The Basic is standard Microsoft, with the addition of a few commands to do things like change the screen format, and the Utility ROM contains all the standard CP/M programs like STAT, PIP, XSUB and SUBMIT as well as Term, Filink, and the machine configuration program called, not surprisingly, Config.

Config lets you change the disk drive assignments, but it also allows the setting of the automatic power-off timing, the 10 function keys, the date and time, the printer port speed, the size of the RAM disk, the RS232C speed and transmission format, the screen mode, the serial port speed and format, the user BIOS - letting the user configure CP/M - and the keyboard layout and display for various countries. In other words, Config give just about as much flexibility as most users could ever want.

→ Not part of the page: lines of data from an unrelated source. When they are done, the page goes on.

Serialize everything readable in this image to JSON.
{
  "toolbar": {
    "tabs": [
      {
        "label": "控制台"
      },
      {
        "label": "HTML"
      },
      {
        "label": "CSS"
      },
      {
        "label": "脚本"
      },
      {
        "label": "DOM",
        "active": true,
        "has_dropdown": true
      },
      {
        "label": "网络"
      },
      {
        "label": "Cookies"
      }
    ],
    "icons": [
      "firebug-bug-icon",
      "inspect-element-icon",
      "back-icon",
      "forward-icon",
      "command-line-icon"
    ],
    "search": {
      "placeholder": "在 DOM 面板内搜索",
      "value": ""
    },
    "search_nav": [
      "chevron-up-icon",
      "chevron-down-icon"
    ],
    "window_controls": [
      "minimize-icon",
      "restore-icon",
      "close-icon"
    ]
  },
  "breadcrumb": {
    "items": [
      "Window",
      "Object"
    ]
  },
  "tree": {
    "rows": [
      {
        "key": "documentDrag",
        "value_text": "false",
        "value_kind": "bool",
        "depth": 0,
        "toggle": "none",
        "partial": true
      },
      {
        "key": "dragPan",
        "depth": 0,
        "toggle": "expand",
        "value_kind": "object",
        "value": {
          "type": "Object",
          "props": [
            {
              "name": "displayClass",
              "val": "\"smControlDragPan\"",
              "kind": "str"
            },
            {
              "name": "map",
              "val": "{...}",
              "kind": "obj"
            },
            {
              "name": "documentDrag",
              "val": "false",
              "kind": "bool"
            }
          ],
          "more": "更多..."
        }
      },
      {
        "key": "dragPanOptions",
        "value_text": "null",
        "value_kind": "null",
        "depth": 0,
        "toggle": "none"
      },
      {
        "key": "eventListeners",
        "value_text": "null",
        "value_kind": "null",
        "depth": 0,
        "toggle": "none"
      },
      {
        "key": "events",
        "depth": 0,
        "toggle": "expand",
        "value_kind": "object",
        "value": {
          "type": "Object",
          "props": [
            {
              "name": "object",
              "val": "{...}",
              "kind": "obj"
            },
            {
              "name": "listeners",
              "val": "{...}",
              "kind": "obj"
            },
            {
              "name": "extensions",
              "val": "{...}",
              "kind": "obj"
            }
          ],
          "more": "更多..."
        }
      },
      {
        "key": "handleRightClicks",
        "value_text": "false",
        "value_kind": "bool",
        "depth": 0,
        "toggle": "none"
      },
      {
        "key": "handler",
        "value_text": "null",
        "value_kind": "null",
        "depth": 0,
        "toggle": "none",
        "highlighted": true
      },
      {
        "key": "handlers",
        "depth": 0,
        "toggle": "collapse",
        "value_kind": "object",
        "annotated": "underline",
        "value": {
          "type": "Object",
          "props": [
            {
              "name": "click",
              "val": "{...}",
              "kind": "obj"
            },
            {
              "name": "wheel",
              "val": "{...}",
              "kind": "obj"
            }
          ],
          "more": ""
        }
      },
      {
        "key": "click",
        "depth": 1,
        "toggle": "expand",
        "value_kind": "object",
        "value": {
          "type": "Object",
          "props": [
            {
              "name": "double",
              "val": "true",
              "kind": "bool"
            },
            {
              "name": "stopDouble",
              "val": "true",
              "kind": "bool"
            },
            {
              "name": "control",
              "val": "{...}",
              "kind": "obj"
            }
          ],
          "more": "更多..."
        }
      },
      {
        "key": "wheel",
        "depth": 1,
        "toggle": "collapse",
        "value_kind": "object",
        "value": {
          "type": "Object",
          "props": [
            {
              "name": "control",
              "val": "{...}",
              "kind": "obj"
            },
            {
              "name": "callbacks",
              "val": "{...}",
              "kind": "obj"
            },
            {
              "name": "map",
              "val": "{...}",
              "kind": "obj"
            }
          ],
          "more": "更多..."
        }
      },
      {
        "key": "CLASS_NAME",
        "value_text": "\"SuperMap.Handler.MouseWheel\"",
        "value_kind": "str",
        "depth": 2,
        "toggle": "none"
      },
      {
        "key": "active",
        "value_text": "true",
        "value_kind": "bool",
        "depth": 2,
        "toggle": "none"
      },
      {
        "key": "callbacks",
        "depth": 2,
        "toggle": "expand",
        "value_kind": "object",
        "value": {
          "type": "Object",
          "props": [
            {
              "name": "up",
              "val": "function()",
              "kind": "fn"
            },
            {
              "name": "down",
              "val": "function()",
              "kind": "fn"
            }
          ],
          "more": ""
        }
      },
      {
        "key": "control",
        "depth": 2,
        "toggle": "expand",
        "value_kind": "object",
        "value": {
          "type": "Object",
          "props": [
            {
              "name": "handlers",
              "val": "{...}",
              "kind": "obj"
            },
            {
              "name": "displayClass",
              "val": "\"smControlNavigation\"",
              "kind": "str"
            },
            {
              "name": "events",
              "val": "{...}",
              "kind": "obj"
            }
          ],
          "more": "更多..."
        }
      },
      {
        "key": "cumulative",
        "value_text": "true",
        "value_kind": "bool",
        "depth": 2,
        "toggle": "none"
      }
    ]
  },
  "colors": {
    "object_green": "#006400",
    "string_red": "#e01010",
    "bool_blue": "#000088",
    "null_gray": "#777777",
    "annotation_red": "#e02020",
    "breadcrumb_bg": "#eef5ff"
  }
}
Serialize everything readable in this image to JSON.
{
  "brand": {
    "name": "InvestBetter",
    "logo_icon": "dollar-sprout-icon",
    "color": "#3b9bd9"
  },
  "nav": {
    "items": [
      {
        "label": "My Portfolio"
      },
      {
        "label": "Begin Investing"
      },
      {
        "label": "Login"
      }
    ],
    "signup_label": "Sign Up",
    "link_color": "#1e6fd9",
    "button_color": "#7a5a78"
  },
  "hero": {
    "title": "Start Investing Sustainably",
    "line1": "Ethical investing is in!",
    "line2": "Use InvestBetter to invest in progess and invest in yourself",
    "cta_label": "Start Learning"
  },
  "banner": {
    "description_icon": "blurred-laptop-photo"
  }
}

Not having a QX-10, I didn't try Filink. But Term worked fine in transferring WordStar files onto an Osborne running the Microlink comms package, and it was very simple to use. That's more than can be said for Microlink.

All the software is friendly and simple, and uses the facilities of the machine extremely well. Perhaps getting the software right also caused part of the delay in getting the machine out.


Epson has reacted well to recent developments in the lapheld computer market, and has come as close to the state of the art as you can get. The choice of CP/M might seem a backward step when Sharp has gone for the 8088 and MSDOS, but there is a lot of life in the 8-bit machine at this level. The provision for standard floppy disks means that the PX-8 can load standard CP/M software, as long as the screen format is not too much of a limitation. And the availability of the big RAMdisk means that real portable computing with big data files is possible without resorting to microcassette. In fact, the PX-8's cassette drive seems a bit irrelevant apart from archival use and for once-and-for-all loading of programs for people without disk drives.

But the most impressive thing about the machine is its flexibility, allowing you to configure everything to suit your needs.

To put it bluntly, I liked it a lot. On this particular computer bandwagon, Epson is back in the driver's seat.


Price: Basic model, 64K RAM - £917.70 inc VAT, with extra 120K RAM - £1,148 inc VAT
Processor: Z80 CMOS at 2.45MHz
RAM: 64K Basic, 60K and 12K RAM packs available
Keyboard: 72 full travel keys including cursors and functions. Seven character buffer
Screen: 80 x 8 characters, 640 x 64 dots
Storage: Built-in microcassette with directory
Operating System: CP/M
Software: Wordstar, Cardbox Plus, Microsoft/Epson Basic, Scheduler and Calc
Interfaces: RS232C, serial, barcode interface, analog input and speaker output
Power Supply: Rechargeable NiCd batteries
Manufacturer: Epson (UK) Ltd, Dorland House, 388 High Road, Wembley, Middlesex HA9 6UH. Tel: 01-902 8892

Peter Jackson